The new International Prognostic Index was predictive of overall survival..

Overall survival versus auto transplant for relapsed refractory patients were comparable..


Dose Reduced Intensity Regimens:  The Arkansas Experience: Dr. Bart Barlogie

Dr. Barlogie reported on the Little Rock experience with mini-allo's. He began by reporting on the poor outcomes for the allotransplant arm of the intergroup transplant trial, which was shut down due to high mortality rates.

The patient population was heavily pre-treated.with a high percentage of resistant disease.

Dr. Barlogie reported on 55 patients, 44 treated with melphalan 100 with sibling donors, the remainder with Fludarabine + Melphalan 100 with matched unrelated donors.

In patients with CA 13 / hypodiploidy, 3 year survival estimates were 75% for the allo group versus 56% for the tandem auto group.

Survival was consistently better for mini-allo patients versus standard myeloablative allo patients.


Dose Reduced Intensity Regimens:  The German Experience: Dr. Nicolaus Kröger

Dr. Kröger presented the results of an international joint-study.

The trial looked at rediced intensity allografts with both related and unrelated donors.

Transplant related mortality at one year was 19%.

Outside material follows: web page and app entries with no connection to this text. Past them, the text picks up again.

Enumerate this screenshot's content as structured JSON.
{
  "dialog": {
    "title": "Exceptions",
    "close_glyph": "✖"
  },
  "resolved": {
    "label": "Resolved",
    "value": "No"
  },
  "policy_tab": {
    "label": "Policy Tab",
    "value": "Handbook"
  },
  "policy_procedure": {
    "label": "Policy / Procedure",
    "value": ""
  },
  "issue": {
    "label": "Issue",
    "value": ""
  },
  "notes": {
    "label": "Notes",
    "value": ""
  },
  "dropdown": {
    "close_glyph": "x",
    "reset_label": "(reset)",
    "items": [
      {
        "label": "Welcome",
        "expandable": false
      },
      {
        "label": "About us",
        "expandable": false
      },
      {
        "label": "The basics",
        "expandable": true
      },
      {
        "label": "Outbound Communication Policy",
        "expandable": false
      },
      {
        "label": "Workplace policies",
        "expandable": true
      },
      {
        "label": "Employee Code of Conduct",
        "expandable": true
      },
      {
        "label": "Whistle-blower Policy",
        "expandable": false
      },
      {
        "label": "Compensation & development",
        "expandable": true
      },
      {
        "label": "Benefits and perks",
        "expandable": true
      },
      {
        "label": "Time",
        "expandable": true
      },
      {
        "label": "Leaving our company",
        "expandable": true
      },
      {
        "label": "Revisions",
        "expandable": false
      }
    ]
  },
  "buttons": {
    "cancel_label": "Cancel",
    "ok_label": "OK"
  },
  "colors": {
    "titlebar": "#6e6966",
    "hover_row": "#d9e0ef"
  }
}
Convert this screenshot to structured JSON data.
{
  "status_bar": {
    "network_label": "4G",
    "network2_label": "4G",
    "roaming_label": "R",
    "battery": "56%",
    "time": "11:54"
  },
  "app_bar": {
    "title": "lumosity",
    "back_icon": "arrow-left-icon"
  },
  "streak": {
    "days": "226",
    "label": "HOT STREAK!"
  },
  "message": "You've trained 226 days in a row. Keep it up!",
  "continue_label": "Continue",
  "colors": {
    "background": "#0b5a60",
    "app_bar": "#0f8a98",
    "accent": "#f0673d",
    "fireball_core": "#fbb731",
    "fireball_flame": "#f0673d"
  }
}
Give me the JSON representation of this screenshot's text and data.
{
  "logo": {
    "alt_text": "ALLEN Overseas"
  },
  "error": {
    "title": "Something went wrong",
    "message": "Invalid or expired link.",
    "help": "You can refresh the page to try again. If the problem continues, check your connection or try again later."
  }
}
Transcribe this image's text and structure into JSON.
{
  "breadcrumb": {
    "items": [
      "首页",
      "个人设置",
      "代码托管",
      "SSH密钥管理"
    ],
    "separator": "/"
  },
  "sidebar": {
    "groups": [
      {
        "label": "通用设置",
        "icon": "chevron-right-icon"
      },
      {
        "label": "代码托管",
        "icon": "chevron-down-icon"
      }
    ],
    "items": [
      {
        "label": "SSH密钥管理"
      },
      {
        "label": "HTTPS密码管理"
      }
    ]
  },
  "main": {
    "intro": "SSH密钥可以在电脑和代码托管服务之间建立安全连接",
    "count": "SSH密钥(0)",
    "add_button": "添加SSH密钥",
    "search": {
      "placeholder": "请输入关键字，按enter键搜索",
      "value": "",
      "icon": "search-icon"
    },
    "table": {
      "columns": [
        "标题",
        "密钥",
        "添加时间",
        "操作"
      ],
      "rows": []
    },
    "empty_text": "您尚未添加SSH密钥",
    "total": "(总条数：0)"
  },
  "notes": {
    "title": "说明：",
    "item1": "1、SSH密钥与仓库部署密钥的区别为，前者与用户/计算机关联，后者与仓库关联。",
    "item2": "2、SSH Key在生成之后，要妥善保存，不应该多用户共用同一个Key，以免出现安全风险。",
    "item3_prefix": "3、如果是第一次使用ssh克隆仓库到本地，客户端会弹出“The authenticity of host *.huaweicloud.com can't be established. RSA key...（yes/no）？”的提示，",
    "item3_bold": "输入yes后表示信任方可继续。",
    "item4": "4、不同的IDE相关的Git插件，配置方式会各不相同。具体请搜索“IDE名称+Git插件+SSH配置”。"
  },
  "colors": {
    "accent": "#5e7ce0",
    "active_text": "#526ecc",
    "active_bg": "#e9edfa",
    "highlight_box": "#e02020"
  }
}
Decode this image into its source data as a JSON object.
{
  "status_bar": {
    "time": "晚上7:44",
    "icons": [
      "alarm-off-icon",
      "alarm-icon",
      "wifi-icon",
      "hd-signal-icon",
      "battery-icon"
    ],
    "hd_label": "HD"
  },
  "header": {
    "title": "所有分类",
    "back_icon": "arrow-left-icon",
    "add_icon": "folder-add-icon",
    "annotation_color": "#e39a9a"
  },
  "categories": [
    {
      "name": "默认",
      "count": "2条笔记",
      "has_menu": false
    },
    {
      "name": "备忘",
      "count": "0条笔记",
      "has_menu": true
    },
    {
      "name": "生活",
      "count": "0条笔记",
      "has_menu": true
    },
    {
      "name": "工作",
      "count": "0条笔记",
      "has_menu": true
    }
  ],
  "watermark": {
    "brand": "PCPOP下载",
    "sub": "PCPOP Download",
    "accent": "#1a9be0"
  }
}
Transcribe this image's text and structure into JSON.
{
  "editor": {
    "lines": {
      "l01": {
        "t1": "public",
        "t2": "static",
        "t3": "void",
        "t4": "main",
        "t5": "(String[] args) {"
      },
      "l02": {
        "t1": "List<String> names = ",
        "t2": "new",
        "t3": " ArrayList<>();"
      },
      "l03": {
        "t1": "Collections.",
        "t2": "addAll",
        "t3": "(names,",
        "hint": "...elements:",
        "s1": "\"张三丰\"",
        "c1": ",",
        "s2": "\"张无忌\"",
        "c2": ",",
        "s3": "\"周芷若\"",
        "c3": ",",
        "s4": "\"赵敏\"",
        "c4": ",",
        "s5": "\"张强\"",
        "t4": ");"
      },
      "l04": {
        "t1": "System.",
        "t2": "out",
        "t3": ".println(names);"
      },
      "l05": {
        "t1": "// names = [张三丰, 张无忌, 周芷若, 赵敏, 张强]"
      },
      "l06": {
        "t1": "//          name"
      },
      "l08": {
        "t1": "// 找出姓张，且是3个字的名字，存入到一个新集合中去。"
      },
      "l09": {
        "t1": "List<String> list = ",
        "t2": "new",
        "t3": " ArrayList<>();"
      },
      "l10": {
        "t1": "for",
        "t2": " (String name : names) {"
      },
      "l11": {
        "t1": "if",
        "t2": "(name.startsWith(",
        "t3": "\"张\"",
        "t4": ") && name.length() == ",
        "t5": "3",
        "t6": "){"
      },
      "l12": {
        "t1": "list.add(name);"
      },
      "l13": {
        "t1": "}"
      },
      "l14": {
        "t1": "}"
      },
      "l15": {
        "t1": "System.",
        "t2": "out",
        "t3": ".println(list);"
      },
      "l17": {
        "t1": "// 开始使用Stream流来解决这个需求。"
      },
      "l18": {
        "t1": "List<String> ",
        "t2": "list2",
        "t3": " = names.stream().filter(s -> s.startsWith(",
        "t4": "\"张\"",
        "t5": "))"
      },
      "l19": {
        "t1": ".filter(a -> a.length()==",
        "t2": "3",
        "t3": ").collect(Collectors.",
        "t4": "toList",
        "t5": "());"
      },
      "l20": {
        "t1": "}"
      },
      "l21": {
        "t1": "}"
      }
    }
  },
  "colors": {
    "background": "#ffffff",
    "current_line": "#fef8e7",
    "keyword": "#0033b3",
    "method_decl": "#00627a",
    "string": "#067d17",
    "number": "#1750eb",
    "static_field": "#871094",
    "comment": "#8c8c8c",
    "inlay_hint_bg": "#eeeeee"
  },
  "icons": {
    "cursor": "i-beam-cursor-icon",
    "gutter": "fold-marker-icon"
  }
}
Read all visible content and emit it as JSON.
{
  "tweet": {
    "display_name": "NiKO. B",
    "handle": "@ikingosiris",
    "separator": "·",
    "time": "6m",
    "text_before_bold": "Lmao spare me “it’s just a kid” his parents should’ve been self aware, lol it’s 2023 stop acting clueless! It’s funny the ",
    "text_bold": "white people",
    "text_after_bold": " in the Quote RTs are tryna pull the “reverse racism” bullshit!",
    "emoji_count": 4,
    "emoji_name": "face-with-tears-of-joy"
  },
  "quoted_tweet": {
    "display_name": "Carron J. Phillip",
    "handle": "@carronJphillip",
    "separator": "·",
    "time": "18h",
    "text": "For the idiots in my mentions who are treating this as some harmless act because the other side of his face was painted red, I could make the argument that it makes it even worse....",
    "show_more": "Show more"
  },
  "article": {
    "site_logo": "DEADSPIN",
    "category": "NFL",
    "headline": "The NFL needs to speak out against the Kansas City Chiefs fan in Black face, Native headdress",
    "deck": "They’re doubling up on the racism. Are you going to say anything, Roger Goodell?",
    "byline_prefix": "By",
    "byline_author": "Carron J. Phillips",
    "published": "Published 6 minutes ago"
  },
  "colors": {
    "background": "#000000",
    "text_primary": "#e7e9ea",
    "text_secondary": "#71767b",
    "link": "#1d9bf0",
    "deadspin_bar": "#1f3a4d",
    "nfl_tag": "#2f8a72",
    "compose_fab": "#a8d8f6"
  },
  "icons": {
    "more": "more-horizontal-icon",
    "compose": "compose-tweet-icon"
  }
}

Seven unfavorable factors for 2 year overall survival were identified.

...and six unfavorable factors for 2 year progression-free survival.

Multivariate analysis identified predictors of both overall survival and progression-free survival.

Relapse after autologous transplant was a strong predictor of poor progression free survival.

Five factors were deemed significant predictors of relapse.

Relapse after autotransplant also predicted early relapse after allo.


Dose Reduced Intensity Regimens:  Report From The EBMT:  Dr. C. Crawley

Dr. Crawley reported on the EBMT experience with reduced intensity conditioning allogeneic transplantation in myeloma.

26% of the patients achieved a complete remission by day 100.

25% of the patients had extensive GVHD while another 27% had limited GVHD.

Three factors were associated with higher mortality rates.

2 year overall survival was 52%; 2 year progression free survival was 34%.

Complete remission post transplant was associated with higher 2 year overall survival.

GVHD was associated with longer progression-free survival.

...and longer overall survival.


The panel (below) fielded questions at the end of the session. It was observed that with the high rate of chronic graft verus host disease and the number of relapses observed, more trials are necessary to establish role of mini-allos verus autografts and traditional allos.



Please note that the Unknown Patient is a patient, not a doctor and not a scientist. This summary represents a layman's view of what was said at the conference and should form a basis for raising awareness of issues that could be discussed with a qualified professional. In no way should anything contained in this report be taken as medical advice or form the basis for action without first consulting a qualified medical professional who is familiar with your specific medical situation.